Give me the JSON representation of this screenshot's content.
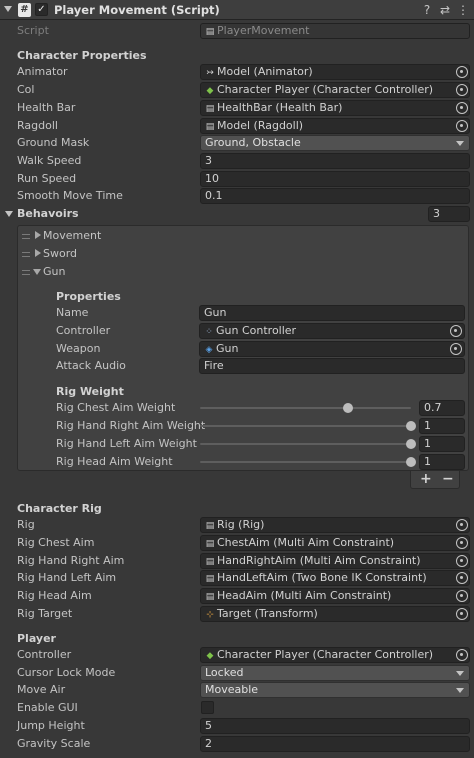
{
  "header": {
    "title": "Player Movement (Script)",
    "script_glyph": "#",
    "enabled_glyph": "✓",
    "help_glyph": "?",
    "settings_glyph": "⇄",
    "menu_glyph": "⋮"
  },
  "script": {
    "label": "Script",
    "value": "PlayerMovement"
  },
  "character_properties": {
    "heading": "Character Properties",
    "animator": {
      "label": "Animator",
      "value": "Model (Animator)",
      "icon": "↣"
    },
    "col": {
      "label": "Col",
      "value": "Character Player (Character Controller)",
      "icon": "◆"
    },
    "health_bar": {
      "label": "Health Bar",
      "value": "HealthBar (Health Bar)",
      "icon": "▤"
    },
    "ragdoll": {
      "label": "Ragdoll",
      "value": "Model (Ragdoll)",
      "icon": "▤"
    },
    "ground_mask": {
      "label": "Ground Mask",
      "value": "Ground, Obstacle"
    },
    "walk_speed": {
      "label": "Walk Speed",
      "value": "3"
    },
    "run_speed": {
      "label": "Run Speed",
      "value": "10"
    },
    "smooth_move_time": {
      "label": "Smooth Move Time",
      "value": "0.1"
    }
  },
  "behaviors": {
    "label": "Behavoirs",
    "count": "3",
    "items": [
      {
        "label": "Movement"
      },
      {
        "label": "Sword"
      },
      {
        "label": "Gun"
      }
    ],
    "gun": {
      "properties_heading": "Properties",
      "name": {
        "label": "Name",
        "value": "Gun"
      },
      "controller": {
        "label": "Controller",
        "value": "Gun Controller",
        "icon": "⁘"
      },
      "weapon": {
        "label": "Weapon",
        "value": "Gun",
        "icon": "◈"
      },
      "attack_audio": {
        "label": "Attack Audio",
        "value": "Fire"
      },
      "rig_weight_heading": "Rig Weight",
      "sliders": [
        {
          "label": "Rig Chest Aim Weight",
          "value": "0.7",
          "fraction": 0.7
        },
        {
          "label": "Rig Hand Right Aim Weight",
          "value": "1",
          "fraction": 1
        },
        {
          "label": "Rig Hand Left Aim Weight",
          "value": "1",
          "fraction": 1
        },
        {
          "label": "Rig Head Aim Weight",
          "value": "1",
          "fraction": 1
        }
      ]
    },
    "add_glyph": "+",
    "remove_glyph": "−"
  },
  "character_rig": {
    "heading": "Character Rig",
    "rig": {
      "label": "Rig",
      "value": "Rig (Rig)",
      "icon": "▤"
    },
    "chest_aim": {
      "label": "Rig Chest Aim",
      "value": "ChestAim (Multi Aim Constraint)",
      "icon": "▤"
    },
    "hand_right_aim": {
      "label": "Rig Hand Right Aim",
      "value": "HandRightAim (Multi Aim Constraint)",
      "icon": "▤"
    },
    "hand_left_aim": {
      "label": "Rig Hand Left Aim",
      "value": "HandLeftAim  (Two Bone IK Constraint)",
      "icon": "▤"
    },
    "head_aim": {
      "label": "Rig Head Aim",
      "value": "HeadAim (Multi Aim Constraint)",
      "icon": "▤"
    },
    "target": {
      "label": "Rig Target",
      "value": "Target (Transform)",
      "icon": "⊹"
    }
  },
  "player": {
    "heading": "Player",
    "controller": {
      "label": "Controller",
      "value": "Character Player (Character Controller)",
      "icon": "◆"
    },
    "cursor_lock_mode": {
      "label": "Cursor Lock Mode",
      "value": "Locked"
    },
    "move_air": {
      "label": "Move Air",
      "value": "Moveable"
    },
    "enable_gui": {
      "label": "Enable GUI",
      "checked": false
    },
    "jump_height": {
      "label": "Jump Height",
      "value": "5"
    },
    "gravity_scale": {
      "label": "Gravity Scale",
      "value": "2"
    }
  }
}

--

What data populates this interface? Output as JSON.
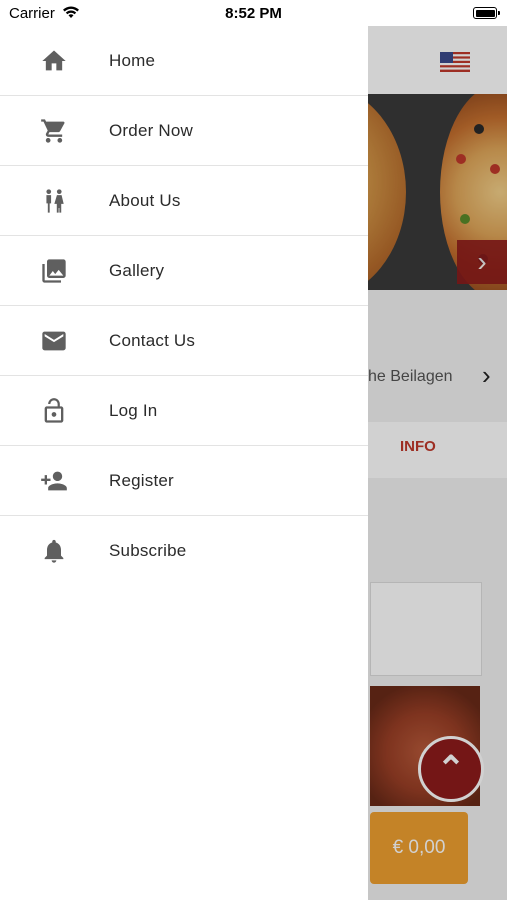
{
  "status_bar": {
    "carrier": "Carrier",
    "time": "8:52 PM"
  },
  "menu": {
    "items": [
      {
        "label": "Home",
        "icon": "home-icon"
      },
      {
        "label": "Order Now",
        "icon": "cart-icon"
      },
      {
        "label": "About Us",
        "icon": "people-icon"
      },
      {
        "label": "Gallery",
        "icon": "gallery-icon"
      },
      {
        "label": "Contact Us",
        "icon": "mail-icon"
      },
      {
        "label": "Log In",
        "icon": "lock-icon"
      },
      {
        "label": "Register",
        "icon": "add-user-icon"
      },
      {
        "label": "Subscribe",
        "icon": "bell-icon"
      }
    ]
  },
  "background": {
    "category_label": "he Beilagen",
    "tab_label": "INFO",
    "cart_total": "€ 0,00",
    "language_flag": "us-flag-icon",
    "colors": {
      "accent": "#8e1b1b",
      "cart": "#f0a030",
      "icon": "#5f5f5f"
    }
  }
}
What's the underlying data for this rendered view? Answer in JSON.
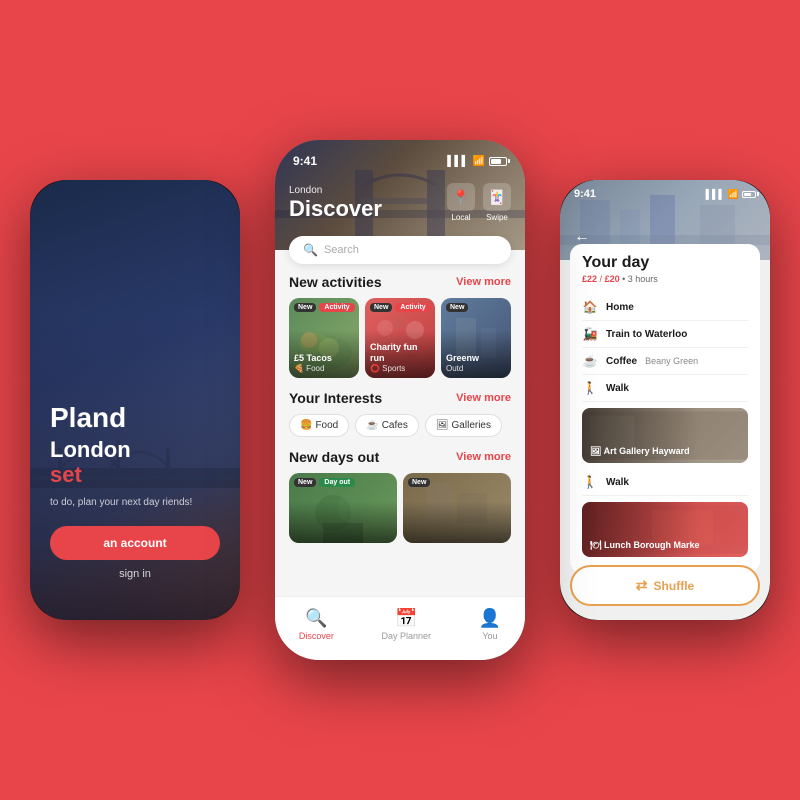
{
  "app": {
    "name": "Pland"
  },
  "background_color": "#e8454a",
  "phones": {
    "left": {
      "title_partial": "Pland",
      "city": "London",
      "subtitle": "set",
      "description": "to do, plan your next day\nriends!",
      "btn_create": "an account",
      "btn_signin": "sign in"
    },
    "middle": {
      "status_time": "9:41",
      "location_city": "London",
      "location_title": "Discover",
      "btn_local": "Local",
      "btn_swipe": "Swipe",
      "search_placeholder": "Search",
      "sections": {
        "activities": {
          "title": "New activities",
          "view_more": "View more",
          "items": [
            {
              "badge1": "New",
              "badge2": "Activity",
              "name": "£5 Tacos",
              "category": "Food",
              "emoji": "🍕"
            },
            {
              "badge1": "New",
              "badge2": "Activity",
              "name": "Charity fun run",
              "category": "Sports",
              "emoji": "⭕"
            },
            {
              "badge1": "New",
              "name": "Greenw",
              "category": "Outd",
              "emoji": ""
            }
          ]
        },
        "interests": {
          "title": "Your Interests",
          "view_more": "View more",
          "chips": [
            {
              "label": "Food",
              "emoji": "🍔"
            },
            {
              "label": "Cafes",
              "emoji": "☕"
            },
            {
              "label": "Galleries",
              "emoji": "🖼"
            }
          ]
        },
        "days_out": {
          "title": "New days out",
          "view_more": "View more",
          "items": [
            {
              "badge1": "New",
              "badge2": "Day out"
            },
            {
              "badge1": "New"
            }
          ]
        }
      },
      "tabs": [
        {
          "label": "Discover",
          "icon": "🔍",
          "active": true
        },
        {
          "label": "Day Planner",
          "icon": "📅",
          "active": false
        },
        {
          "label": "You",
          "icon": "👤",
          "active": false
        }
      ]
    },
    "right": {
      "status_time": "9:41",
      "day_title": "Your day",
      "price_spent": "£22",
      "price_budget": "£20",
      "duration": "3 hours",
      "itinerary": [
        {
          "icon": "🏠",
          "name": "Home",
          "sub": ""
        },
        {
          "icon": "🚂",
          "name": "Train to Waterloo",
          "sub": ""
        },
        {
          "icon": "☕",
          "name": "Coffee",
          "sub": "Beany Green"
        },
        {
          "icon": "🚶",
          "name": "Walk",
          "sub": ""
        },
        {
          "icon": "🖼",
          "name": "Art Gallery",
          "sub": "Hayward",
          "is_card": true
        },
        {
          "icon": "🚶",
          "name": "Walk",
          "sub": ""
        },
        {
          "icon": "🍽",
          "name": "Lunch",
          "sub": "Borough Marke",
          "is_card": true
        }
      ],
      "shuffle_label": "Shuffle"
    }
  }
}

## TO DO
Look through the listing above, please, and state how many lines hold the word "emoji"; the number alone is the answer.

## SOLUTION
6